This is the first trial to examine the impact of the modulation of T-cell co-stimulation with abatacept in patients with early RA. Both primary endpoints were met. Abatacept plus methotrexate was significantly better at inducing DAS28 (CRP)-defined remission and reducing radiographic progression compared with methotrexate alone. Sensitivity analyses demonstrated that background medications did not impact the primary endpoints. Consistent with previous studies of abatacept in patients with established RA,22 23
clinical responses (ACR criteria) and clinically meaningful improvements in both physical function and HRQoL were significantly higher in the abatacept plus methotrexate group compared with the group receiving methotrexate alone. In addition, the safety and tolerability of abatacept plus methotrexate was generally comparable to methotrexate alone.
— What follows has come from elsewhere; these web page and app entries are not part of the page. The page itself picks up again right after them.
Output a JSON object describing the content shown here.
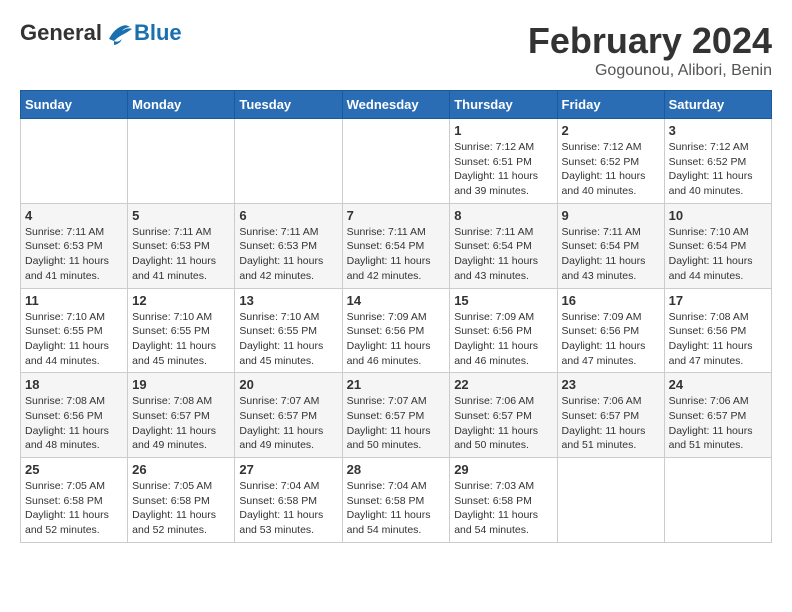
{
  "logo": {
    "general": "General",
    "blue": "Blue"
  },
  "title": "February 2024",
  "location": "Gogounou, Alibori, Benin",
  "days_header": [
    "Sunday",
    "Monday",
    "Tuesday",
    "Wednesday",
    "Thursday",
    "Friday",
    "Saturday"
  ],
  "weeks": [
    [
      {
        "day": "",
        "info": ""
      },
      {
        "day": "",
        "info": ""
      },
      {
        "day": "",
        "info": ""
      },
      {
        "day": "",
        "info": ""
      },
      {
        "day": "1",
        "info": "Sunrise: 7:12 AM\nSunset: 6:51 PM\nDaylight: 11 hours and 39 minutes."
      },
      {
        "day": "2",
        "info": "Sunrise: 7:12 AM\nSunset: 6:52 PM\nDaylight: 11 hours and 40 minutes."
      },
      {
        "day": "3",
        "info": "Sunrise: 7:12 AM\nSunset: 6:52 PM\nDaylight: 11 hours and 40 minutes."
      }
    ],
    [
      {
        "day": "4",
        "info": "Sunrise: 7:11 AM\nSunset: 6:53 PM\nDaylight: 11 hours and 41 minutes."
      },
      {
        "day": "5",
        "info": "Sunrise: 7:11 AM\nSunset: 6:53 PM\nDaylight: 11 hours and 41 minutes."
      },
      {
        "day": "6",
        "info": "Sunrise: 7:11 AM\nSunset: 6:53 PM\nDaylight: 11 hours and 42 minutes."
      },
      {
        "day": "7",
        "info": "Sunrise: 7:11 AM\nSunset: 6:54 PM\nDaylight: 11 hours and 42 minutes."
      },
      {
        "day": "8",
        "info": "Sunrise: 7:11 AM\nSunset: 6:54 PM\nDaylight: 11 hours and 43 minutes."
      },
      {
        "day": "9",
        "info": "Sunrise: 7:11 AM\nSunset: 6:54 PM\nDaylight: 11 hours and 43 minutes."
      },
      {
        "day": "10",
        "info": "Sunrise: 7:10 AM\nSunset: 6:54 PM\nDaylight: 11 hours and 44 minutes."
      }
    ],
    [
      {
        "day": "11",
        "info": "Sunrise: 7:10 AM\nSunset: 6:55 PM\nDaylight: 11 hours and 44 minutes."
      },
      {
        "day": "12",
        "info": "Sunrise: 7:10 AM\nSunset: 6:55 PM\nDaylight: 11 hours and 45 minutes."
      },
      {
        "day": "13",
        "info": "Sunrise: 7:10 AM\nSunset: 6:55 PM\nDaylight: 11 hours and 45 minutes."
      },
      {
        "day": "14",
        "info": "Sunrise: 7:09 AM\nSunset: 6:56 PM\nDaylight: 11 hours and 46 minutes."
      },
      {
        "day": "15",
        "info": "Sunrise: 7:09 AM\nSunset: 6:56 PM\nDaylight: 11 hours and 46 minutes."
      },
      {
        "day": "16",
        "info": "Sunrise: 7:09 AM\nSunset: 6:56 PM\nDaylight: 11 hours and 47 minutes."
      },
      {
        "day": "17",
        "info": "Sunrise: 7:08 AM\nSunset: 6:56 PM\nDaylight: 11 hours and 47 minutes."
      }
    ],
    [
      {
        "day": "18",
        "info": "Sunrise: 7:08 AM\nSunset: 6:56 PM\nDaylight: 11 hours and 48 minutes."
      },
      {
        "day": "19",
        "info": "Sunrise: 7:08 AM\nSunset: 6:57 PM\nDaylight: 11 hours and 49 minutes."
      },
      {
        "day": "20",
        "info": "Sunrise: 7:07 AM\nSunset: 6:57 PM\nDaylight: 11 hours and 49 minutes."
      },
      {
        "day": "21",
        "info": "Sunrise: 7:07 AM\nSunset: 6:57 PM\nDaylight: 11 hours and 50 minutes."
      },
      {
        "day": "22",
        "info": "Sunrise: 7:06 AM\nSunset: 6:57 PM\nDaylight: 11 hours and 50 minutes."
      },
      {
        "day": "23",
        "info": "Sunrise: 7:06 AM\nSunset: 6:57 PM\nDaylight: 11 hours and 51 minutes."
      },
      {
        "day": "24",
        "info": "Sunrise: 7:06 AM\nSunset: 6:57 PM\nDaylight: 11 hours and 51 minutes."
      }
    ],
    [
      {
        "day": "25",
        "info": "Sunrise: 7:05 AM\nSunset: 6:58 PM\nDaylight: 11 hours and 52 minutes."
      },
      {
        "day": "26",
        "info": "Sunrise: 7:05 AM\nSunset: 6:58 PM\nDaylight: 11 hours and 52 minutes."
      },
      {
        "day": "27",
        "info": "Sunrise: 7:04 AM\nSunset: 6:58 PM\nDaylight: 11 hours and 53 minutes."
      },
      {
        "day": "28",
        "info": "Sunrise: 7:04 AM\nSunset: 6:58 PM\nDaylight: 11 hours and 54 minutes."
      },
      {
        "day": "29",
        "info": "Sunrise: 7:03 AM\nSunset: 6:58 PM\nDaylight: 11 hours and 54 minutes."
      },
      {
        "day": "",
        "info": ""
      },
      {
        "day": "",
        "info": ""
      }
    ]
  ]
}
The clinical benefits observed with abatacept plus methotrexate were coupled with significantly lower rates of radiographic progression compared with the methotrexate-alone group. In a patient population with established RA and an inadequate response to methotrexate from the Abatacept in Inadequate Responders to Methotrexate (AIM) study, the rate of structural damage progression was significantly lower during the second year of treatment compared with the first year.19
The 2-year results from the current trial will determine whether this effect is also observed in patients with early RA. In contrast to the lower rates of progression in TS and ES in the abatacept plus methotrexate group, rates of JSN progression were minimal in both groups and were not significantly different. Consistent with other trials in patients with early RA,6 7 8 9
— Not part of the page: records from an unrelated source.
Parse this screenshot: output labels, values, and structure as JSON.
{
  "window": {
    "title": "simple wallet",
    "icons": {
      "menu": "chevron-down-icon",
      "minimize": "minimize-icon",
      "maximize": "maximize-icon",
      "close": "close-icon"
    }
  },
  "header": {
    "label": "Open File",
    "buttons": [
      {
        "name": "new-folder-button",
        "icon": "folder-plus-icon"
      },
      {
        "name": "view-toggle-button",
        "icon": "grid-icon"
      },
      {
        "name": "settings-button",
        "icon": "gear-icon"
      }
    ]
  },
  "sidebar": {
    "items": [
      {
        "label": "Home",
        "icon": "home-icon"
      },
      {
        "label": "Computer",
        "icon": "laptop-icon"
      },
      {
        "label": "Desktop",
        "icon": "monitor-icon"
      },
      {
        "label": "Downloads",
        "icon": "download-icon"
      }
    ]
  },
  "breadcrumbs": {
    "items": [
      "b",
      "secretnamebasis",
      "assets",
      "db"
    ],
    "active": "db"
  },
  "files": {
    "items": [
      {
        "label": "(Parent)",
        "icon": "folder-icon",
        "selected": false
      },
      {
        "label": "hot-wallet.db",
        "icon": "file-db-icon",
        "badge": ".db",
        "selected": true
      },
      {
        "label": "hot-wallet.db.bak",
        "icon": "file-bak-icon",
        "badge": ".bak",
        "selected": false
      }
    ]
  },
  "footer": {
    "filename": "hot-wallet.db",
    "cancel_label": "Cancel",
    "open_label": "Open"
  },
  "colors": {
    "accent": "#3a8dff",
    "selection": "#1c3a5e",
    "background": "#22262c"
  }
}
baseline values and the progression of JSN scores were low in both treatment arms, and it is possible that there was not enough power to detect small differences in rates of progression between the two groups.
On-drug remission is now an important and realistic therapeutic goal, which is increasingly reflected in the design of clinical trials for RA. This abatacept study and an early RA etanercept trial10
are the first studies of biological agents to use DAS28-defined remission as a primary endpoint. Remission was also the primary endpoint of an early RA trial comparing combination non-biological DMARD therapy with monotherapy,24
although in that trial remission was defined using the ACR criteria.25
The clinical and radiographic efficacy benefits reported here, including the proportion of patients achieving DAS28 (CRP)-defined remission, are comparable with those observed in other similar trials of early RA with biological therapies.6 7 8 10
This is particularly encouraging because of the poor prognostic status of the patients in this study, as all were required to have erosions and to be RF or anti-CCP2-seropositive at baseline. In fact, approximately 90% of the patients were anti-CCP2 positive. These prognostic factors all correlate with poor long-term outcomes and an aggressive disease course.2 3
As a result of the chronic long-term nature of RA, the safety and tolerability of a therapeutic agent is of critical importance. In this study, the overall frequency of adverse events and serious adverse events (including serious infections and autoimmune events) was similar between treatment groups, and in some cases was numerically lower in the abatacept plus methotrexate group. Infusional reactions occurred more frequently in the abatacept plus methotrexate group and were mostly mild in severity. Across both groups there were no cases of tuberculosis or opportunistic infections. One case of cancer was reported across treatment arms (pancreatic cancer in the abatacept plus methotrexate group). These data are consistent with the safety findings in previous studies of abatacept-treated patients with RA of a longer disease duration.22 23
The safety and tolerability of abatacept plus methotrexate in this study was further supported by a high retention rate (>90%) and a low rate of discontinuations for safety reasons.
These data should be interpreted within the context of the trial. As these short-term, double-blind data are restricted to 1 year, the capacity to assess longer-term structural changes or detect infrequent safety-related events may be limited. It will be interesting to examine this group of poor prognosis patients over the second year of this 2-year trial in order to monitor whether the clinical, functional and radiographic benefits observed here are maintained or improved, as has been observed with abatacept in patients with established RA.13 14
As this study focused on a poor prognosis patient population who were seropositive for RF and/or anti-CCP, seronegative patients were not included. However, it should be noted that abatacept has previously been demonstrated to have efficacy in patients with established RA in a number of trials that have included both seropositive and seronegative patients.13 14
In summary, the combination of abatacept plus methotrexate was significantly more effective in inducing DAS28 (CRP)-defined remission and inhibiting radiographic progression than methotrexate alone in patients with early RA and poor prognostic factors. Coupled with a safety and tolerability profile comparable to methotrexate alone, these data support the early use of abatacept in RA patients with moderate to severe disease.